Every record is to be returned as written, with no omissions.

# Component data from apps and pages
▶

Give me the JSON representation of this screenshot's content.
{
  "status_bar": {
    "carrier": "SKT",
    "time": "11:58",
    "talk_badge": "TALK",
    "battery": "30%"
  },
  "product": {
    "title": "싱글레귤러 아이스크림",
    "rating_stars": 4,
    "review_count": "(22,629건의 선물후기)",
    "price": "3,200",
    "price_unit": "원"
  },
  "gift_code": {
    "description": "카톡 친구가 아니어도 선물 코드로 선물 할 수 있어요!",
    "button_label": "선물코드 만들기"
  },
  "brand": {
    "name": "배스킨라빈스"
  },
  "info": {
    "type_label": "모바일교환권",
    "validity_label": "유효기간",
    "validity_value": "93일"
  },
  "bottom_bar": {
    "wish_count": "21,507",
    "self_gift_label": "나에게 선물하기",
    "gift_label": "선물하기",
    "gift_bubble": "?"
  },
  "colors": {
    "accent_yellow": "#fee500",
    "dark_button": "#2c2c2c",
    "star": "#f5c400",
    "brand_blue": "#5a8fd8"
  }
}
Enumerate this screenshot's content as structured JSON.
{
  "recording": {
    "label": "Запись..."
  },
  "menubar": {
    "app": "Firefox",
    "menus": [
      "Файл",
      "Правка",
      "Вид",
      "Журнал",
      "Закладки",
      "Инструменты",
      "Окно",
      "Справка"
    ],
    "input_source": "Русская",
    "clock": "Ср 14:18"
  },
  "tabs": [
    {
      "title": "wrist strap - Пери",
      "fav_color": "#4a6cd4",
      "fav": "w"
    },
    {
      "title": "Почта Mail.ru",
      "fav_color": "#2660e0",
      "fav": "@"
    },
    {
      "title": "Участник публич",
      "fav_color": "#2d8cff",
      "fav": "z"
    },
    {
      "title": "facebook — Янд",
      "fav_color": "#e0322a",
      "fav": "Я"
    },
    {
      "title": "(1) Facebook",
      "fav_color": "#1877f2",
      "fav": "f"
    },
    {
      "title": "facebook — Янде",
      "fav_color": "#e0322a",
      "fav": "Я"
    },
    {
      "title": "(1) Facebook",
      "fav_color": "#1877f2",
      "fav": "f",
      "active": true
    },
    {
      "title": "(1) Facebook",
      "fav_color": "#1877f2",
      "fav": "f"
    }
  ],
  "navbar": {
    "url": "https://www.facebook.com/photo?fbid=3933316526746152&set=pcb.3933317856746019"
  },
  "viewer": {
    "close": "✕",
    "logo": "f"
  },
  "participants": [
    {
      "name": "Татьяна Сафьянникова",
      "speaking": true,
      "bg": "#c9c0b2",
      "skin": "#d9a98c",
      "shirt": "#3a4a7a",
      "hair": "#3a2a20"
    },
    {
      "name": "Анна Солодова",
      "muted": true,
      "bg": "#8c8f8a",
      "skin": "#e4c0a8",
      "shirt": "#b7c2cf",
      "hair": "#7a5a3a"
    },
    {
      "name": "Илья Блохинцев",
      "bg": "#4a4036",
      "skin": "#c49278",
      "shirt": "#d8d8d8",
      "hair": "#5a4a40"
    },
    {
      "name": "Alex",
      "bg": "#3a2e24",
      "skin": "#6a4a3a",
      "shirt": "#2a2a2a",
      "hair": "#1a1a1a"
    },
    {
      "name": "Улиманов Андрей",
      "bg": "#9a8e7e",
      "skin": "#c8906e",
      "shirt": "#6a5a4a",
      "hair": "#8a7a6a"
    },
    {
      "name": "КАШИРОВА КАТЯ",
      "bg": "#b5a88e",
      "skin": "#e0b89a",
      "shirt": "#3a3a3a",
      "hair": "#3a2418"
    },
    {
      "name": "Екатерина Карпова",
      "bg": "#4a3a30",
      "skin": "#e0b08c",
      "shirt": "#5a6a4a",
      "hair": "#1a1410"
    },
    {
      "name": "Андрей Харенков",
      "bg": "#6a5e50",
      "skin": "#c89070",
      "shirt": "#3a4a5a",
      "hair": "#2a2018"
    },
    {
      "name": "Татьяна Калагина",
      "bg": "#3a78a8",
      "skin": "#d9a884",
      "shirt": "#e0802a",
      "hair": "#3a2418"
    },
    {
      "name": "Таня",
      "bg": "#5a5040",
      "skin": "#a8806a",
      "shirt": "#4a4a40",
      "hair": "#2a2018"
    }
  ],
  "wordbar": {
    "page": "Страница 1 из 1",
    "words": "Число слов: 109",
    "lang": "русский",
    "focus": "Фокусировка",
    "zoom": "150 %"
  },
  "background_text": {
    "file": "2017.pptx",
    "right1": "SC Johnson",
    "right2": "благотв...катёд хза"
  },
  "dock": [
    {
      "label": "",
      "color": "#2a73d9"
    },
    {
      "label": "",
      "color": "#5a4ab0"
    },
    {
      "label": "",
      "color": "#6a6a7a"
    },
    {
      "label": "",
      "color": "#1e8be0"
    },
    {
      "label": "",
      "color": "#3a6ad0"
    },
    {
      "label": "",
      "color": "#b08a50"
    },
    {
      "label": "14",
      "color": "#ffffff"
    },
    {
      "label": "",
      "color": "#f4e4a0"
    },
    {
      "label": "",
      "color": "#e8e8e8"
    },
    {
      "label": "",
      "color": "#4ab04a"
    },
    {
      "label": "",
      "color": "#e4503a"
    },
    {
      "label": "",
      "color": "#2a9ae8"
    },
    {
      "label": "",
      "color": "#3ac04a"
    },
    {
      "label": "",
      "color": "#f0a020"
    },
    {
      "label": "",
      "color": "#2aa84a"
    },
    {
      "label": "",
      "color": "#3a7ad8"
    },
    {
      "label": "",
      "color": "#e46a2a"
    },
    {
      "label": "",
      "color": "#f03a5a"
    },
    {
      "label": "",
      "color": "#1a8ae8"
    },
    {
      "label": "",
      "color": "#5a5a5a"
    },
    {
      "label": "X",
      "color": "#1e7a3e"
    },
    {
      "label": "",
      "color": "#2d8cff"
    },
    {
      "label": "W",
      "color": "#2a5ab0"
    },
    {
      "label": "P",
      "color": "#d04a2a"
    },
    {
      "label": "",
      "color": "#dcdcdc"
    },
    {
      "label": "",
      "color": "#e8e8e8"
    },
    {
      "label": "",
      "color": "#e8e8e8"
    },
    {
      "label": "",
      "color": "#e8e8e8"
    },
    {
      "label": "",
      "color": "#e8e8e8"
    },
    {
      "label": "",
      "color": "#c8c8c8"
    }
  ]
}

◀

# Answer section
Give me the JSON representation of this screenshot's content.
{
  "status_bar": {
    "carrier": "SKT",
    "time": "11:58",
    "talk_badge": "TALK",
    "battery": "30%"
  },
  "product": {
    "title": "싱글레귤러 아이스크림",
    "rating_stars": 4,
    "review_count": "(22,629건의 선물후기)",
    "price": "3,200",
    "price_unit": "원"
  },
  "gift_code": {
    "description": "카톡 친구가 아니어도 선물 코드로 선물 할 수 있어요!",
    "button_label": "선물코드 만들기"
  },
  "brand": {
    "name": "배스킨라빈스"
  },
  "info": {
    "type_label": "모바일교환권",
    "validity_label": "유효기간",
    "validity_value": "93일"
  },
  "bottom_bar": {
    "wish_count": "21,507",
    "self_gift_label": "나에게 선물하기",
    "gift_label": "선물하기",
    "gift_bubble": "?"
  },
  "colors": {
    "accent_yellow": "#fee500",
    "dark_button": "#2c2c2c",
    "star": "#f5c400",
    "brand_blue": "#5a8fd8"
  }
}
Enumerate this screenshot's content as structured JSON.
{
  "recording": {
    "label": "Запись..."
  },
  "menubar": {
    "app": "Firefox",
    "menus": [
      "Файл",
      "Правка",
      "Вид",
      "Журнал",
      "Закладки",
      "Инструменты",
      "Окно",
      "Справка"
    ],
    "input_source": "Русская",
    "clock": "Ср 14:18"
  },
  "tabs": [
    {
      "title": "wrist strap - Пери",
      "fav_color": "#4a6cd4",
      "fav": "w"
    },
    {
      "title": "Почта Mail.ru",
      "fav_color": "#2660e0",
      "fav": "@"
    },
    {
      "title": "Участник публич",
      "fav_color": "#2d8cff",
      "fav": "z"
    },
    {
      "title": "facebook — Янд",
      "fav_color": "#e0322a",
      "fav": "Я"
    },
    {
      "title": "(1) Facebook",
      "fav_color": "#1877f2",
      "fav": "f"
    },
    {
      "title": "facebook — Янде",
      "fav_color": "#e0322a",
      "fav": "Я"
    },
    {
      "title": "(1) Facebook",
      "fav_color": "#1877f2",
      "fav": "f",
      "active": true
    },
    {
      "title": "(1) Facebook",
      "fav_color": "#1877f2",
      "fav": "f"
    }
  ],
  "navbar": {
    "url": "https://www.facebook.com/photo?fbid=3933316526746152&set=pcb.3933317856746019"
  },
  "viewer": {
    "close": "✕",
    "logo": "f"
  },
  "participants": [
    {
      "name": "Татьяна Сафьянникова",
      "speaking": true,
      "bg": "#c9c0b2",
      "skin": "#d9a98c",
      "shirt": "#3a4a7a",
      "hair": "#3a2a20"
    },
    {
      "name": "Анна Солодова",
      "muted": true,
      "bg": "#8c8f8a",
      "skin": "#e4c0a8",
      "shirt": "#b7c2cf",
      "hair": "#7a5a3a"
    },
    {
      "name": "Илья Блохинцев",
      "bg": "#4a4036",
      "skin": "#c49278",
      "shirt": "#d8d8d8",
      "hair": "#5a4a40"
    },
    {
      "name": "Alex",
      "bg": "#3a2e24",
      "skin": "#6a4a3a",
      "shirt": "#2a2a2a",
      "hair": "#1a1a1a"
    },
    {
      "name": "Улиманов Андрей",
      "bg": "#9a8e7e",
      "skin": "#c8906e",
      "shirt": "#6a5a4a",
      "hair": "#8a7a6a"
    },
    {
      "name": "КАШИРОВА КАТЯ",
      "bg": "#b5a88e",
      "skin": "#e0b89a",
      "shirt": "#3a3a3a",
      "hair": "#3a2418"
    },
    {
      "name": "Екатерина Карпова",
      "bg": "#4a3a30",
      "skin": "#e0b08c",
      "shirt": "#5a6a4a",
      "hair": "#1a1410"
    },
    {
      "name": "Андрей Харенков",
      "bg": "#6a5e50",
      "skin": "#c89070",
      "shirt": "#3a4a5a",
      "hair": "#2a2018"
    },
    {
      "name": "Татьяна Калагина",
      "bg": "#3a78a8",
      "skin": "#d9a884",
      "shirt": "#e0802a",
      "hair": "#3a2418"
    },
    {
      "name": "Таня",
      "bg": "#5a5040",
      "skin": "#a8806a",
      "shirt": "#4a4a40",
      "hair": "#2a2018"
    }
  ],
  "wordbar": {
    "page": "Страница 1 из 1",
    "words": "Число слов: 109",
    "lang": "русский",
    "focus": "Фокусировка",
    "zoom": "150 %"
  },
  "background_text": {
    "file": "2017.pptx",
    "right1": "SC Johnson",
    "right2": "благотв...катёд хза"
  },
  "dock": [
    {
      "label": "",
      "color": "#2a73d9"
    },
    {
      "label": "",
      "color": "#5a4ab0"
    },
    {
      "label": "",
      "color": "#6a6a7a"
    },
    {
      "label": "",
      "color": "#1e8be0"
    },
    {
      "label": "",
      "color": "#3a6ad0"
    },
    {
      "label": "",
      "color": "#b08a50"
    },
    {
      "label": "14",
      "color": "#ffffff"
    },
    {
      "label": "",
      "color": "#f4e4a0"
    },
    {
      "label": "",
      "color": "#e8e8e8"
    },
    {
      "label": "",
      "color": "#4ab04a"
    },
    {
      "label": "",
      "color": "#e4503a"
    },
    {
      "label": "",
      "color": "#2a9ae8"
    },
    {
      "label": "",
      "color": "#3ac04a"
    },
    {
      "label": "",
      "color": "#f0a020"
    },
    {
      "label": "",
      "color": "#2aa84a"
    },
    {
      "label": "",
      "color": "#3a7ad8"
    },
    {
      "label": "",
      "color": "#e46a2a"
    },
    {
      "label": "",
      "color": "#f03a5a"
    },
    {
      "label": "",
      "color": "#1a8ae8"
    },
    {
      "label": "",
      "color": "#5a5a5a"
    },
    {
      "label": "X",
      "color": "#1e7a3e"
    },
    {
      "label": "",
      "color": "#2d8cff"
    },
    {
      "label": "W",
      "color": "#2a5ab0"
    },
    {
      "label": "P",
      "color": "#d04a2a"
    },
    {
      "label": "",
      "color": "#dcdcdc"
    },
    {
      "label": "",
      "color": "#e8e8e8"
    },
    {
      "label": "",
      "color": "#e8e8e8"
    },
    {
      "label": "",
      "color": "#e8e8e8"
    },
    {
      "label": "",
      "color": "#e8e8e8"
    },
    {
      "label": "",
      "color": "#c8c8c8"
    }
  ]
}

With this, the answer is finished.